* Source material *
BEGIN
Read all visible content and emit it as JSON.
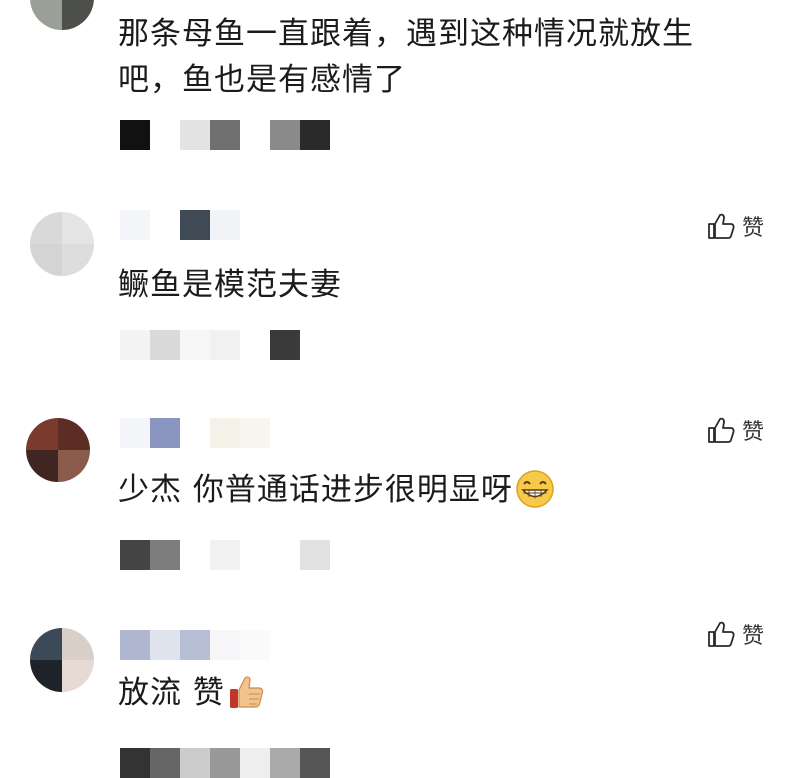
{
  "comments": [
    {
      "text_line1": "那条母鱼一直跟着，遇到这种情况就放生",
      "text_line2": "吧，鱼也是有感情了",
      "avatar_colors": [
        "#6b6f6a",
        "#3d403c",
        "#9aa097",
        "#4c4f4a"
      ],
      "meta_colors": [
        "#111111",
        "#ffffff",
        "#e3e3e3",
        "#707070",
        "#ffffff",
        "#8a8a8a",
        "#2a2a2a"
      ]
    },
    {
      "text": "鳜鱼是模范夫妻",
      "like_label": "赞",
      "avatar_colors": [
        "#d9d9d9",
        "#e4e4e4",
        "#d4d4d4",
        "#dddddd"
      ],
      "name_colors": [
        "#f3f5f8",
        "#ffffff",
        "#3f4a55",
        "#f1f3f6"
      ],
      "meta_colors": [
        "#f4f4f4",
        "#dadada",
        "#f7f7f7",
        "#f1f1f1",
        "#ffffff",
        "#3a3a3a"
      ]
    },
    {
      "text": "少杰 你普通话进步很明显呀",
      "like_label": "赞",
      "avatar_colors": [
        "#7a3b2d",
        "#5b2d24",
        "#3f2622",
        "#8a5a4a"
      ],
      "name_colors": [
        "#f3f5f9",
        "#8a96c0",
        "#ffffff",
        "#f4f2e8",
        "#f7f5ee"
      ],
      "meta_colors": [
        "#444444",
        "#7d7d7d",
        "#ffffff",
        "#f2f2f2",
        "#ffffff",
        "#ffffff",
        "#e1e1e1"
      ],
      "emoji_icon": "grinning-face-icon"
    },
    {
      "text": "放流 赞",
      "like_label": "赞",
      "avatar_colors": [
        "#3c4956",
        "#d8cfc9",
        "#1e2329",
        "#e7dad4"
      ],
      "name_colors": [
        "#aeb6d0",
        "#dfe3ee",
        "#b7bfd6",
        "#f6f6f8",
        "#fafafa"
      ],
      "meta_colors": [
        "#333333",
        "#666666",
        "#cccccc",
        "#999999",
        "#eeeeee",
        "#aaaaaa",
        "#555555"
      ],
      "emoji_icon": "thumbs-up-icon"
    }
  ],
  "colors": {
    "text": "#1b1b1b",
    "like_icon": "#2a2a2a",
    "emoji_face": "#f7c948"
  }
}
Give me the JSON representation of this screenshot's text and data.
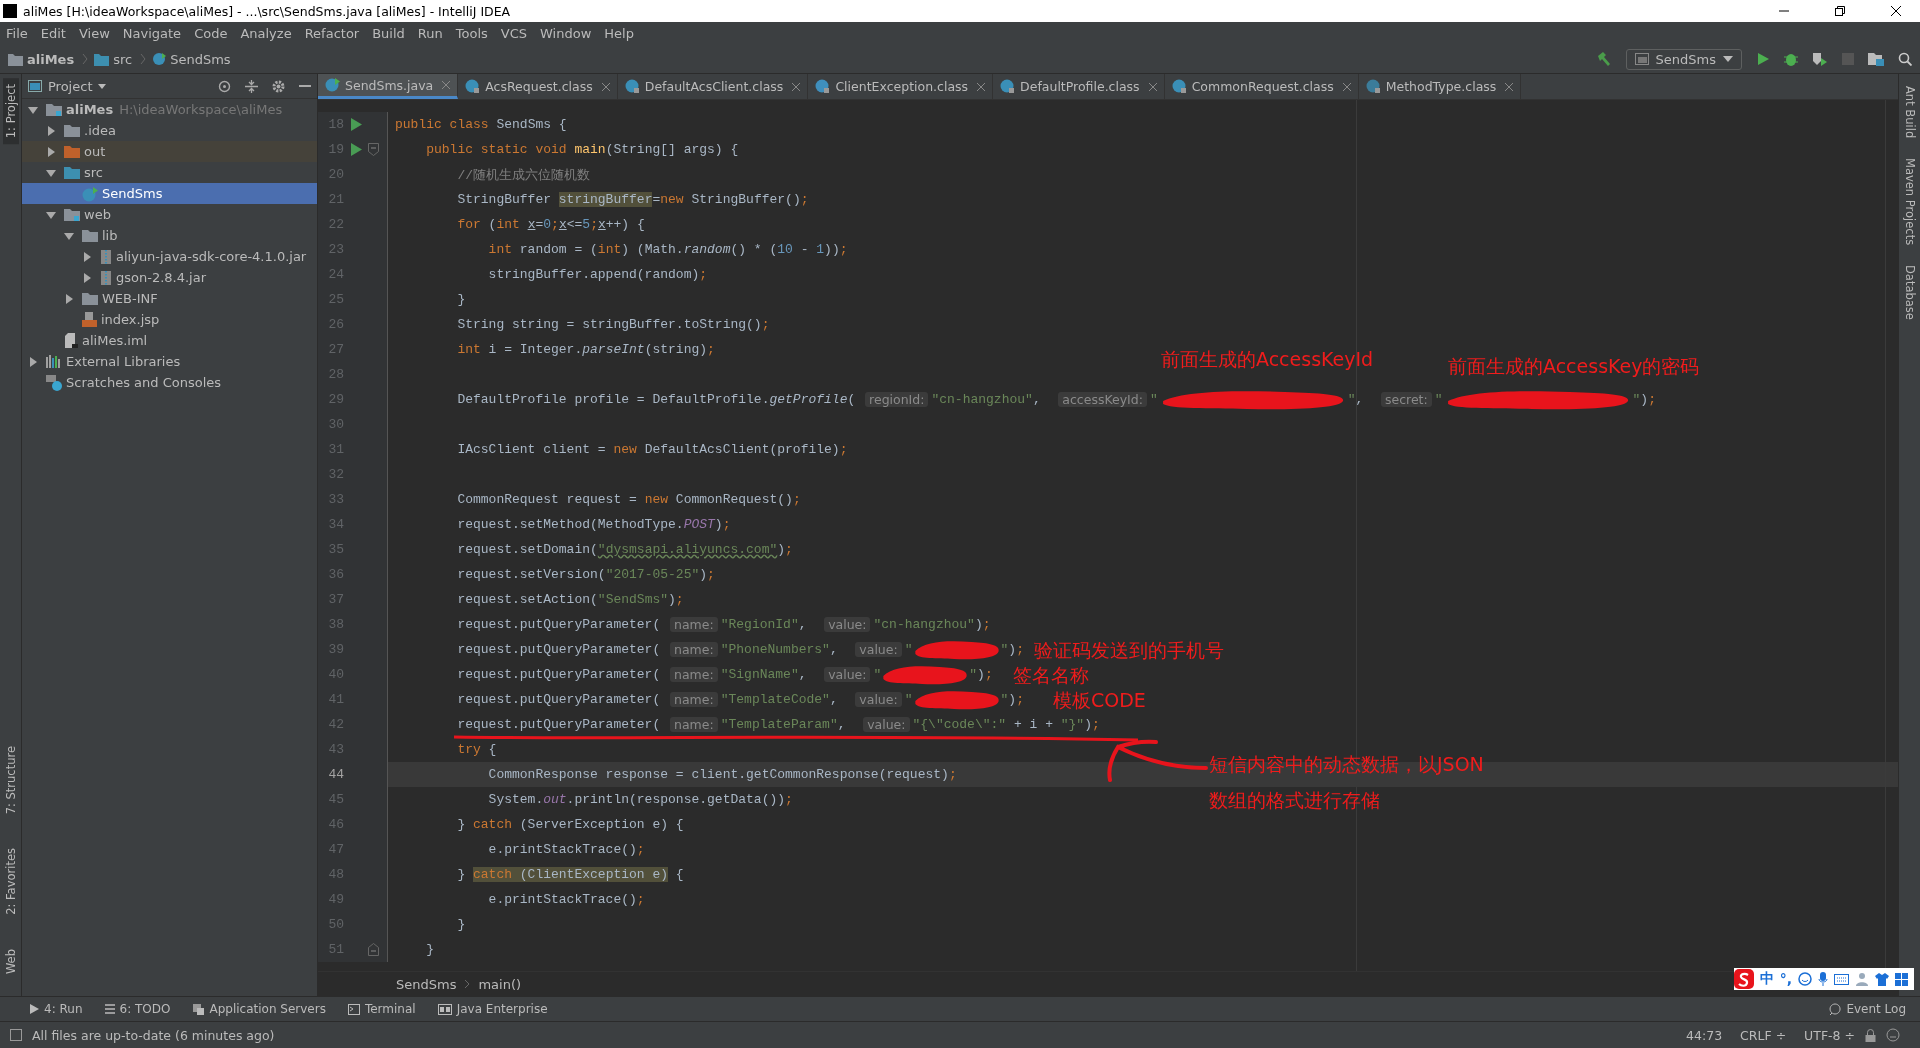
{
  "window": {
    "title": "aliMes [H:\\ideaWorkspace\\aliMes] - ...\\src\\SendSms.java [aliMes] - IntelliJ IDEA"
  },
  "menu": [
    "File",
    "Edit",
    "View",
    "Navigate",
    "Code",
    "Analyze",
    "Refactor",
    "Build",
    "Run",
    "Tools",
    "VCS",
    "Window",
    "Help"
  ],
  "nav_path": [
    {
      "label": "aliMes",
      "kind": "module"
    },
    {
      "label": "src",
      "kind": "folder"
    },
    {
      "label": "SendSms",
      "kind": "class"
    }
  ],
  "run_config": {
    "label": "SendSms"
  },
  "left_strip": [
    {
      "label": "1: Project",
      "selected": true
    },
    {
      "label": "7: Structure",
      "selected": false
    },
    {
      "label": "2: Favorites",
      "selected": false
    },
    {
      "label": "Web",
      "selected": false
    }
  ],
  "right_strip": [
    "Ant Build",
    "Maven Projects",
    "Database"
  ],
  "project_panel": {
    "title": "Project",
    "tree": [
      {
        "label": "aliMes",
        "hint": "H:\\ideaWorkspace\\aliMes",
        "kind": "module",
        "expanded": true,
        "selected": false,
        "children": [
          {
            "label": ".idea",
            "kind": "folder",
            "expanded": false,
            "selected": false
          },
          {
            "label": "out",
            "kind": "excluded",
            "expanded": false,
            "selected": false
          },
          {
            "label": "src",
            "kind": "source",
            "expanded": true,
            "selected": false,
            "children": [
              {
                "label": "SendSms",
                "kind": "class",
                "selected": true
              }
            ]
          },
          {
            "label": "web",
            "kind": "web",
            "expanded": true,
            "selected": false,
            "children": [
              {
                "label": "lib",
                "kind": "folder",
                "expanded": true,
                "selected": false,
                "children": [
                  {
                    "label": "aliyun-java-sdk-core-4.1.0.jar",
                    "kind": "jar",
                    "expanded": false,
                    "selected": false
                  },
                  {
                    "label": "gson-2.8.4.jar",
                    "kind": "jar",
                    "expanded": false,
                    "selected": false
                  }
                ]
              },
              {
                "label": "WEB-INF",
                "kind": "folder",
                "expanded": false,
                "selected": false
              },
              {
                "label": "index.jsp",
                "kind": "jsp",
                "selected": false
              }
            ]
          },
          {
            "label": "aliMes.iml",
            "kind": "iml",
            "selected": false
          }
        ]
      },
      {
        "label": "External Libraries",
        "kind": "libraries",
        "expanded": false,
        "selected": false
      },
      {
        "label": "Scratches and Consoles",
        "kind": "scratches",
        "selected": false
      }
    ]
  },
  "tabs": [
    {
      "label": "SendSms.java",
      "kind": "source",
      "selected": true
    },
    {
      "label": "AcsRequest.class",
      "kind": "class",
      "selected": false
    },
    {
      "label": "DefaultAcsClient.class",
      "kind": "class",
      "selected": false
    },
    {
      "label": "ClientException.class",
      "kind": "exception",
      "selected": false
    },
    {
      "label": "DefaultProfile.class",
      "kind": "class",
      "selected": false
    },
    {
      "label": "CommonRequest.class",
      "kind": "class",
      "selected": false
    },
    {
      "label": "MethodType.class",
      "kind": "enum",
      "selected": false
    }
  ],
  "code": [
    {
      "n": "18",
      "run": true,
      "current": false,
      "tokens": [
        {
          "kind": "keyword",
          "text": "public class "
        },
        {
          "kind": "plain",
          "text": "SendSms {"
        }
      ]
    },
    {
      "n": "19",
      "run": true,
      "fold": true,
      "current": false,
      "tokens": [
        {
          "kind": "keyword",
          "text": "public static void "
        },
        {
          "kind": "method",
          "text": "main"
        },
        {
          "kind": "plain",
          "text": "(String[] args) {"
        }
      ]
    },
    {
      "n": "20",
      "run": false,
      "current": false,
      "tokens": [
        {
          "kind": "comment",
          "text": "//随机生成六位随机数"
        }
      ]
    },
    {
      "n": "21",
      "run": false,
      "current": false,
      "tokens": [
        {
          "kind": "plain",
          "text": "StringBuffer "
        },
        {
          "kind": "plain-marked",
          "text": "stringBuffer"
        },
        {
          "kind": "plain",
          "text": "="
        },
        {
          "kind": "keyword",
          "text": "new "
        },
        {
          "kind": "plain",
          "text": "StringBuffer()"
        },
        {
          "kind": "keyword",
          "text": ";"
        }
      ]
    },
    {
      "n": "22",
      "run": false,
      "current": false,
      "tokens": [
        {
          "kind": "keyword",
          "text": "for "
        },
        {
          "kind": "plain",
          "text": "("
        },
        {
          "kind": "keyword",
          "text": "int "
        },
        {
          "kind": "variable",
          "text": "x"
        },
        {
          "kind": "plain",
          "text": "="
        },
        {
          "kind": "number",
          "text": "0"
        },
        {
          "kind": "keyword",
          "text": ";"
        },
        {
          "kind": "variable",
          "text": "x"
        },
        {
          "kind": "plain",
          "text": "<="
        },
        {
          "kind": "number",
          "text": "5"
        },
        {
          "kind": "keyword",
          "text": ";"
        },
        {
          "kind": "variable",
          "text": "x"
        },
        {
          "kind": "plain",
          "text": "++) {"
        }
      ]
    },
    {
      "n": "23",
      "run": false,
      "current": false,
      "tokens": [
        {
          "kind": "keyword",
          "text": "int "
        },
        {
          "kind": "plain",
          "text": "random = ("
        },
        {
          "kind": "keyword",
          "text": "int"
        },
        {
          "kind": "plain",
          "text": ") (Math."
        },
        {
          "kind": "static",
          "text": "random"
        },
        {
          "kind": "plain",
          "text": "() * ("
        },
        {
          "kind": "number",
          "text": "10"
        },
        {
          "kind": "plain",
          "text": " - "
        },
        {
          "kind": "number",
          "text": "1"
        },
        {
          "kind": "plain",
          "text": "))"
        },
        {
          "kind": "keyword",
          "text": ";"
        }
      ]
    },
    {
      "n": "24",
      "run": false,
      "current": false,
      "tokens": [
        {
          "kind": "plain",
          "text": "stringBuffer.append(random)"
        },
        {
          "kind": "keyword",
          "text": ";"
        }
      ]
    },
    {
      "n": "25",
      "run": false,
      "current": false,
      "tokens": [
        {
          "kind": "plain",
          "text": "}"
        }
      ]
    },
    {
      "n": "26",
      "run": false,
      "current": false,
      "tokens": [
        {
          "kind": "plain",
          "text": "String string = stringBuffer.toString()"
        },
        {
          "kind": "keyword",
          "text": ";"
        }
      ]
    },
    {
      "n": "27",
      "run": false,
      "current": false,
      "tokens": [
        {
          "kind": "keyword",
          "text": "int "
        },
        {
          "kind": "plain",
          "text": "i = Integer."
        },
        {
          "kind": "static",
          "text": "parseInt"
        },
        {
          "kind": "plain",
          "text": "(string)"
        },
        {
          "kind": "keyword",
          "text": ";"
        }
      ]
    },
    {
      "n": "28",
      "run": false,
      "current": false
    },
    {
      "n": "29",
      "run": false,
      "current": false,
      "tokens": [
        {
          "kind": "plain",
          "text": "DefaultProfile profile = DefaultProfile."
        },
        {
          "kind": "static",
          "text": "getProfile"
        },
        {
          "kind": "plain",
          "text": "( "
        },
        {
          "kind": "hint",
          "text": "regionId:"
        },
        {
          "kind": "string",
          "text": "\"cn-hangzhou\""
        },
        {
          "kind": "plain",
          "text": ",  "
        },
        {
          "kind": "hint",
          "text": "accessKeyId:"
        },
        {
          "kind": "string",
          "text": "\""
        },
        {
          "kind": "redacted"
        },
        {
          "kind": "string",
          "text": "\""
        },
        {
          "kind": "plain",
          "text": ",  "
        },
        {
          "kind": "hint",
          "text": "secret:"
        },
        {
          "kind": "string",
          "text": "\""
        },
        {
          "kind": "redacted"
        },
        {
          "kind": "string",
          "text": "\""
        },
        {
          "kind": "plain",
          "text": ")"
        },
        {
          "kind": "keyword",
          "text": ";"
        }
      ]
    },
    {
      "n": "30",
      "run": false,
      "current": false
    },
    {
      "n": "31",
      "run": false,
      "current": false,
      "tokens": [
        {
          "kind": "plain",
          "text": "IAcsClient client = "
        },
        {
          "kind": "keyword",
          "text": "new "
        },
        {
          "kind": "plain",
          "text": "DefaultAcsClient(profile)"
        },
        {
          "kind": "keyword",
          "text": ";"
        }
      ]
    },
    {
      "n": "32",
      "run": false,
      "current": false
    },
    {
      "n": "33",
      "run": false,
      "current": false,
      "tokens": [
        {
          "kind": "plain",
          "text": "CommonRequest request = "
        },
        {
          "kind": "keyword",
          "text": "new "
        },
        {
          "kind": "plain",
          "text": "CommonRequest()"
        },
        {
          "kind": "keyword",
          "text": ";"
        }
      ]
    },
    {
      "n": "34",
      "run": false,
      "current": false,
      "tokens": [
        {
          "kind": "plain",
          "text": "request.setMethod(MethodType."
        },
        {
          "kind": "field",
          "text": "POST"
        },
        {
          "kind": "plain",
          "text": ")"
        },
        {
          "kind": "keyword",
          "text": ";"
        }
      ]
    },
    {
      "n": "35",
      "run": false,
      "current": false,
      "tokens": [
        {
          "kind": "plain",
          "text": "request.setDomain("
        },
        {
          "kind": "url",
          "text": "\"dysmsapi.aliyuncs.com\""
        },
        {
          "kind": "plain",
          "text": ")"
        },
        {
          "kind": "keyword",
          "text": ";"
        }
      ]
    },
    {
      "n": "36",
      "run": false,
      "current": false,
      "tokens": [
        {
          "kind": "plain",
          "text": "request.setVersion("
        },
        {
          "kind": "string",
          "text": "\"2017-05-25\""
        },
        {
          "kind": "plain",
          "text": ")"
        },
        {
          "kind": "keyword",
          "text": ";"
        }
      ]
    },
    {
      "n": "37",
      "run": false,
      "current": false,
      "tokens": [
        {
          "kind": "plain",
          "text": "request.setAction("
        },
        {
          "kind": "string",
          "text": "\"SendSms\""
        },
        {
          "kind": "plain",
          "text": ")"
        },
        {
          "kind": "keyword",
          "text": ";"
        }
      ]
    },
    {
      "n": "38",
      "run": false,
      "current": false,
      "tokens": [
        {
          "kind": "plain",
          "text": "request.putQueryParameter( "
        },
        {
          "kind": "hint",
          "text": "name:"
        },
        {
          "kind": "string",
          "text": "\"RegionId\""
        },
        {
          "kind": "plain",
          "text": ",  "
        },
        {
          "kind": "hint",
          "text": "value:"
        },
        {
          "kind": "string",
          "text": "\"cn-hangzhou\""
        },
        {
          "kind": "plain",
          "text": ")"
        },
        {
          "kind": "keyword",
          "text": ";"
        }
      ]
    },
    {
      "n": "39",
      "run": false,
      "current": false,
      "tokens": [
        {
          "kind": "plain",
          "text": "request.putQueryParameter( "
        },
        {
          "kind": "hint",
          "text": "name:"
        },
        {
          "kind": "string",
          "text": "\"PhoneNumbers\""
        },
        {
          "kind": "plain",
          "text": ",  "
        },
        {
          "kind": "hint",
          "text": "value:"
        },
        {
          "kind": "string",
          "text": "\""
        },
        {
          "kind": "redacted"
        },
        {
          "kind": "string",
          "text": "\""
        },
        {
          "kind": "plain",
          "text": ")"
        },
        {
          "kind": "keyword",
          "text": ";"
        }
      ]
    },
    {
      "n": "40",
      "run": false,
      "current": false,
      "tokens": [
        {
          "kind": "plain",
          "text": "request.putQueryParameter( "
        },
        {
          "kind": "hint",
          "text": "name:"
        },
        {
          "kind": "string",
          "text": "\"SignName\""
        },
        {
          "kind": "plain",
          "text": ",  "
        },
        {
          "kind": "hint",
          "text": "value:"
        },
        {
          "kind": "string",
          "text": "\""
        },
        {
          "kind": "redacted"
        },
        {
          "kind": "string",
          "text": "\""
        },
        {
          "kind": "plain",
          "text": ")"
        },
        {
          "kind": "keyword",
          "text": ";"
        }
      ]
    },
    {
      "n": "41",
      "run": false,
      "current": false,
      "tokens": [
        {
          "kind": "plain",
          "text": "request.putQueryParameter( "
        },
        {
          "kind": "hint",
          "text": "name:"
        },
        {
          "kind": "string",
          "text": "\"TemplateCode\""
        },
        {
          "kind": "plain",
          "text": ",  "
        },
        {
          "kind": "hint",
          "text": "value:"
        },
        {
          "kind": "string",
          "text": "\""
        },
        {
          "kind": "redacted"
        },
        {
          "kind": "string",
          "text": "\""
        },
        {
          "kind": "plain",
          "text": ")"
        },
        {
          "kind": "keyword",
          "text": ";"
        }
      ]
    },
    {
      "n": "42",
      "run": false,
      "current": false,
      "tokens": [
        {
          "kind": "plain",
          "text": "request.putQueryParameter( "
        },
        {
          "kind": "hint",
          "text": "name:"
        },
        {
          "kind": "string",
          "text": "\"TemplateParam\""
        },
        {
          "kind": "plain",
          "text": ",  "
        },
        {
          "kind": "hint",
          "text": "value:"
        },
        {
          "kind": "string",
          "text": "\"{\\\"code\\\":\""
        },
        {
          "kind": "plain",
          "text": " + i + "
        },
        {
          "kind": "string",
          "text": "\"}\""
        },
        {
          "kind": "plain",
          "text": ")"
        },
        {
          "kind": "keyword",
          "text": ";"
        }
      ]
    },
    {
      "n": "43",
      "run": false,
      "current": false,
      "tokens": [
        {
          "kind": "keyword",
          "text": "try "
        },
        {
          "kind": "plain",
          "text": "{"
        }
      ]
    },
    {
      "n": "44",
      "run": false,
      "current": true,
      "tokens": [
        {
          "kind": "plain",
          "text": "CommonResponse response = client.getCommonResponse(request)"
        },
        {
          "kind": "keyword",
          "text": ";"
        }
      ]
    },
    {
      "n": "45",
      "run": false,
      "current": false,
      "tokens": [
        {
          "kind": "plain",
          "text": "System."
        },
        {
          "kind": "field",
          "text": "out"
        },
        {
          "kind": "plain",
          "text": ".println(response.getData())"
        },
        {
          "kind": "keyword",
          "text": ";"
        }
      ]
    },
    {
      "n": "46",
      "run": false,
      "current": false,
      "tokens": [
        {
          "kind": "plain",
          "text": "} "
        },
        {
          "kind": "keyword",
          "text": "catch "
        },
        {
          "kind": "plain",
          "text": "(ServerException e) {"
        }
      ]
    },
    {
      "n": "47",
      "run": false,
      "current": false,
      "tokens": [
        {
          "kind": "plain",
          "text": "e.printStackTrace()"
        },
        {
          "kind": "keyword",
          "text": ";"
        }
      ]
    },
    {
      "n": "48",
      "run": false,
      "current": false,
      "tokens": [
        {
          "kind": "plain",
          "text": "} "
        },
        {
          "kind": "keyword-marked",
          "text": "catch "
        },
        {
          "kind": "plain-marked",
          "text": "(ClientException e)"
        },
        {
          "kind": "plain",
          "text": " {"
        }
      ]
    },
    {
      "n": "49",
      "run": false,
      "current": false,
      "tokens": [
        {
          "kind": "plain",
          "text": "e.printStackTrace()"
        },
        {
          "kind": "keyword",
          "text": ";"
        }
      ]
    },
    {
      "n": "50",
      "run": false,
      "current": false,
      "tokens": [
        {
          "kind": "plain",
          "text": "}"
        }
      ]
    },
    {
      "n": "51",
      "run": false,
      "fold": true,
      "current": false,
      "tokens": [
        {
          "kind": "plain",
          "text": "}"
        }
      ]
    }
  ],
  "annotations": [
    "前面生成的AccessKeyId",
    "前面生成的AccessKey的密码",
    "验证码发送到的手机号",
    "签名名称",
    "模板CODE",
    "短信内容中的动态数据，以JSON",
    "数组的格式进行存储"
  ],
  "breadcrumb": [
    "SendSms",
    "main()"
  ],
  "tool_windows": [
    {
      "label": "4: Run",
      "kind": "run"
    },
    {
      "label": "6: TODO",
      "kind": "todo"
    },
    {
      "label": "Application Servers",
      "kind": "servers"
    },
    {
      "label": "Terminal",
      "kind": "terminal"
    },
    {
      "label": "Java Enterprise",
      "kind": "enterprise"
    }
  ],
  "event_log": "Event Log",
  "status": {
    "message": "All files are up-to-date (6 minutes ago)",
    "position": "44:73",
    "line_separator": "CRLF ÷",
    "encoding": "UTF-8 ÷"
  },
  "ime": {
    "language": "中",
    "punctuation": "°,"
  }
}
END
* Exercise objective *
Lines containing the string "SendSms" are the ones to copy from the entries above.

* Result *
    "title": "aliMes [H:\\ideaWorkspace\\aliMes] - ...\\src\\SendSms.java [aliMes] - IntelliJ IDEA"
      "label": "SendSms",
    "label": "SendSms"
                "label": "SendSms",
      "label": "SendSms.java",
          "text": "SendSms {"
          "text": "\"SendSms\""
    "SendSms",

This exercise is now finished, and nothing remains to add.